These unjust policies had a dramatic affect on the country’s demographic, primarily a gender imbalance, ageing population and an ageing workplace. Prompted by this, the government relaxed the policy in 2013 and eventually abolished it in 2015. 

Due to sex-selective abortions the ratio of men to women in China is severely skewed. The birth rates continue to fall and the recent change in the one-child policy will not improve things for many years. The country is facing a “population shrinkand experts state there will be a “marriage squeeze” between 2030 and 2055 due to a rising number of involuntary single men. “Missing female births” are continue to exist in China, with 732,000 girls aborted between 2015-2020.

Government impelled family planning measures are also to blame for the gendercide which takes place in India. Introduced as early as the 1950’s, these measures were intended to reduce India’s population to alleviate the pressure on infrastructure and services. In the 1980’s a two-child family restriction was introduced. There is a son preference in India which has led to abandonment and death of baby girls. The use of ultrasound technology enables sex selective abortions to take place. Between 2013 and 2017, about 460,000 girls in India were “missing” at birth each year due to abortion.

The national sex ratio in India is 112 boys born for every 100 girls (112:100), the normal ratio worldwide is 106:100.  

There is 11% more males in India under the age of 35 than females. The UNFPA states “that sex ratio imbalances and the marriage squeezes that result from them can exacerbate problems of gender-based violence, including rape, coerced sex, sexual exploitation, trafficking and child marriage—all of which are human rights violations.”

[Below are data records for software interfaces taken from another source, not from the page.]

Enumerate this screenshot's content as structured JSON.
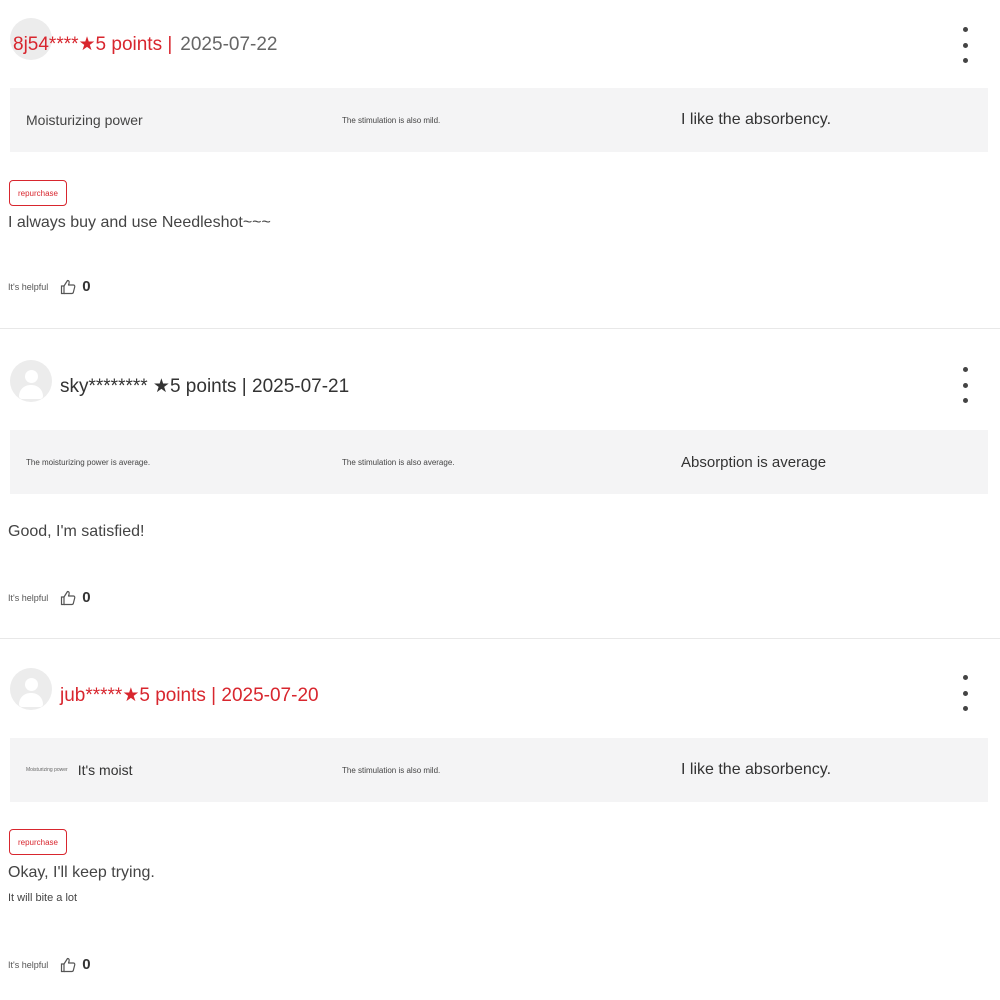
{
  "reviews": [
    {
      "author": "8j54****★5 points |",
      "date": "2025-07-22",
      "attributes": [
        "Moisturizing power",
        "The stimulation is also mild.",
        "I like the absorbency."
      ],
      "badge": "repurchase",
      "content": "I always buy and use Needleshot~~~",
      "sub": "",
      "helpful_label": "It's helpful",
      "helpful_count": "0"
    },
    {
      "author": "sky******** ★5 points | 2025-07-21",
      "date": "",
      "attributes": [
        "The moisturizing power is average.",
        "The stimulation is also average.",
        "Absorption is average"
      ],
      "badge": "",
      "content": "Good, I'm satisfied!",
      "sub": "",
      "helpful_label": "It's helpful",
      "helpful_count": "0"
    },
    {
      "author": "jub*****★5 points | 2025-07-20",
      "date": "",
      "attributes": [
        "Moisturizing power",
        "It's moist",
        "The stimulation is also mild.",
        "I like the absorbency."
      ],
      "badge": "repurchase",
      "content": "Okay, I'll keep trying.",
      "sub": "It will bite a lot",
      "helpful_label": "It's helpful",
      "helpful_count": "0"
    }
  ],
  "icons": {
    "avatar": "user-avatar-icon",
    "more": "more-vertical-icon",
    "thumb": "thumbs-up-icon"
  },
  "colors": {
    "accent": "#d8262e",
    "attribute_bg": "#f4f4f5",
    "divider": "#e8e8e8"
  }
}
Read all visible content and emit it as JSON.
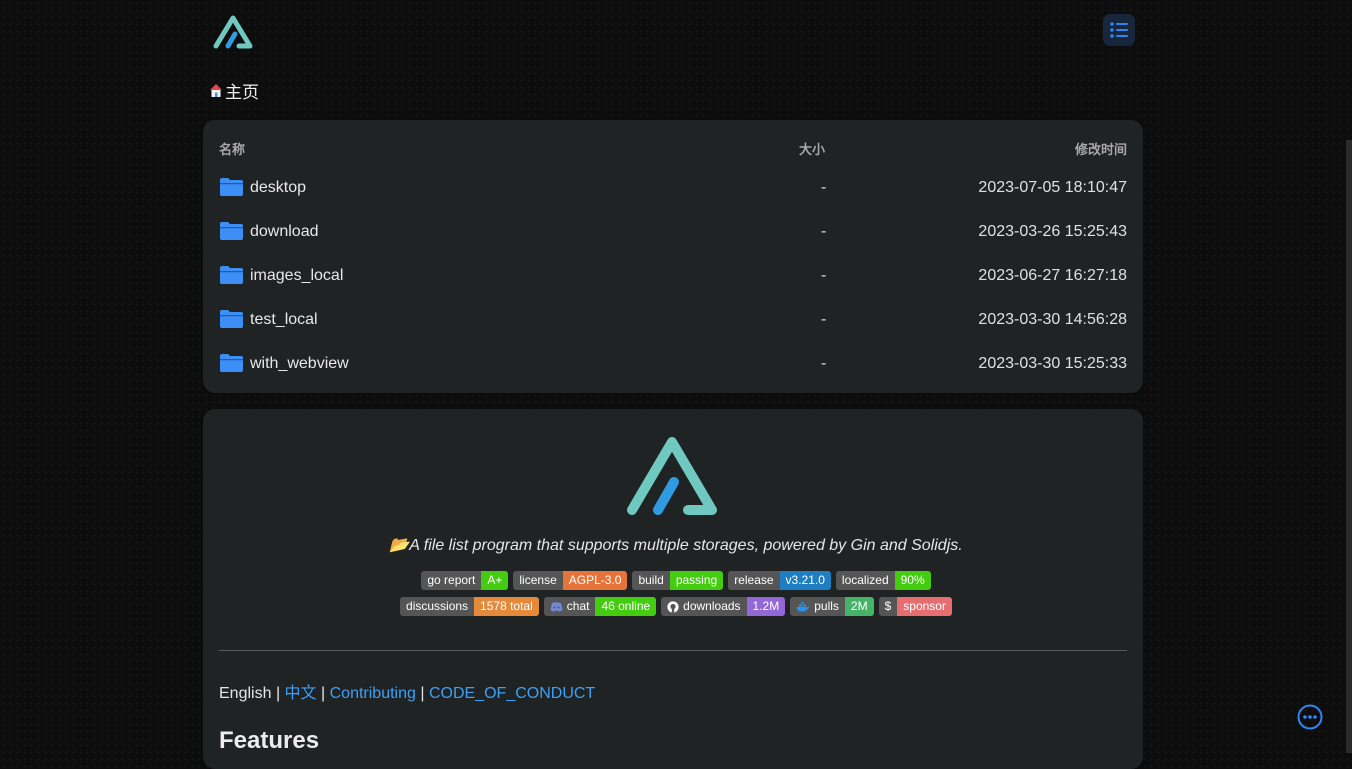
{
  "breadcrumb": {
    "home_label": "主页"
  },
  "table": {
    "headers": {
      "name": "名称",
      "size": "大小",
      "modified": "修改时间"
    },
    "rows": [
      {
        "name": "desktop",
        "size": "-",
        "modified": "2023-07-05 18:10:47"
      },
      {
        "name": "download",
        "size": "-",
        "modified": "2023-03-26 15:25:43"
      },
      {
        "name": "images_local",
        "size": "-",
        "modified": "2023-06-27 16:27:18"
      },
      {
        "name": "test_local",
        "size": "-",
        "modified": "2023-03-30 14:56:28"
      },
      {
        "name": "with_webview",
        "size": "-",
        "modified": "2023-03-30 15:25:33"
      }
    ]
  },
  "readme": {
    "tagline": "📂A file list program that supports multiple storages, powered by Gin and Solidjs.",
    "badges_row1": [
      {
        "label": "go report",
        "value": "A+",
        "color": "#4c1"
      },
      {
        "label": "license",
        "value": "AGPL-3.0",
        "color": "#e5733a"
      },
      {
        "label": "build",
        "value": "passing",
        "color": "#4c1"
      },
      {
        "label": "release",
        "value": "v3.21.0",
        "color": "#1f7ec1"
      },
      {
        "label": "localized",
        "value": "90%",
        "color": "#4c1"
      }
    ],
    "badges_row2": [
      {
        "label": "discussions",
        "value": "1578 total",
        "color": "#e5893a",
        "icon": ""
      },
      {
        "label": "chat",
        "value": "46 online",
        "color": "#4c1",
        "icon": "discord-icon"
      },
      {
        "label": "downloads",
        "value": "1.2M",
        "color": "#9467d6",
        "icon": "github-icon"
      },
      {
        "label": "pulls",
        "value": "2M",
        "color": "#44b466",
        "icon": "docker-icon"
      },
      {
        "label": "$",
        "value": "sponsor",
        "color": "#e76e70",
        "icon": ""
      }
    ],
    "links": {
      "english": "English",
      "sep": "|",
      "chinese": "中文",
      "contributing": "Contributing",
      "conduct": "CODE_OF_CONDUCT"
    },
    "features_heading": "Features"
  },
  "colors": {
    "accent": "#1e90ff",
    "folder": "#3d8ef5",
    "logo_teal": "#6fc9c0",
    "logo_blue": "#2f9be0"
  }
}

  • United Nations Population Fund publication “State of the World’s Population 2020.”
  • Women’s Rights Without Frontiers
  • “It’s A Girl” movie
  • “China’s Looming Crisis” New York Times January 2020